In lumped-element impedance matching, we use only capacitors and inductors. Fully lumped-impedance matching circuits are used at lower frequencies, where transmission lines are too long to be practical for matching. Note that when we are matching the load with lumped elements, there are no SWR circles on the Smith Chart because we are not using transmission lines.

Graphically, there are several different lumped-element impedance matching circuits that we can make for a specific impedance. For example, for impedance , there are four different 2-element circuits that we can make, as shown in Figure fig:LumpedVariety. In the next paragraph, we will use the orange path on the Smith Chart, with intermediate impedance .


Figure 1: A variety of lumped-element impedance matching circuits for impedance .
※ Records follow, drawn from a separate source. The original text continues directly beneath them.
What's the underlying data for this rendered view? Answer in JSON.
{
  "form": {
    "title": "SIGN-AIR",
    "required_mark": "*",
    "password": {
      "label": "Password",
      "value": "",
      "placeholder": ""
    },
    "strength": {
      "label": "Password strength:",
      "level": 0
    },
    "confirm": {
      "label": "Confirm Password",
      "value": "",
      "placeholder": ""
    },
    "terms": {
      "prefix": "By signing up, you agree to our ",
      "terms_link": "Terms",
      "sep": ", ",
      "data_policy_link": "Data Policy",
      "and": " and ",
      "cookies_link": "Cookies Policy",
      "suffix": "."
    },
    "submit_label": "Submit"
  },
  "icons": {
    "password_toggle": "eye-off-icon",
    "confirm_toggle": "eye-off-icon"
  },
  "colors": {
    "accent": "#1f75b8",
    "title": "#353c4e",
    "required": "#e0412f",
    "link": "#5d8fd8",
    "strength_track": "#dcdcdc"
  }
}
We start from the load impedance , and we normalize it to the to get . The equivalent admittance of this impedance is . We identify the position of this impedance on the Smith Chart. Figure fig:LumpedImpM1 shows the green admittance line we follow to impedance . The equivalent admittance of this impedance is . The green admittance line shows that we have to add to the load admittance to get the total admittance of . . Since we are adding two admittances, the elements have to be in parallel. Because the added admittance is positive, the added element is a capacitor, as shown in Figure fig:LumpedImpM1. To find the capacitance of the capacitance we need to add in parallel, we first have to re-normalize the additional admittance by multiplying it with the Si. The admittance of a capacitor is has to be equal to this added admittance. . From this equation, we find that the capacitance is pF.


Figure 2: Adding an element in parallel to load impedance to get the equivalent real part of the impedance equal to one.

When we add pF capacitor in parallel with the load , the total impedance of the two elements in parallel is .The real part of this impedance is already . The final step is to remove the reactive part of the impedance by adding an additional impedance of , as shown in Figure fig:LumpedImpM3. The total impedance is then . Since we are adding two impedances, the elements must be in series. Because the added impedance is positive, it must be an inductor. To find the inductance of the inductor, . From this equation, we get that the inductance is nH.


Figure 3: Finalized lumped-element impedance-matching circuit.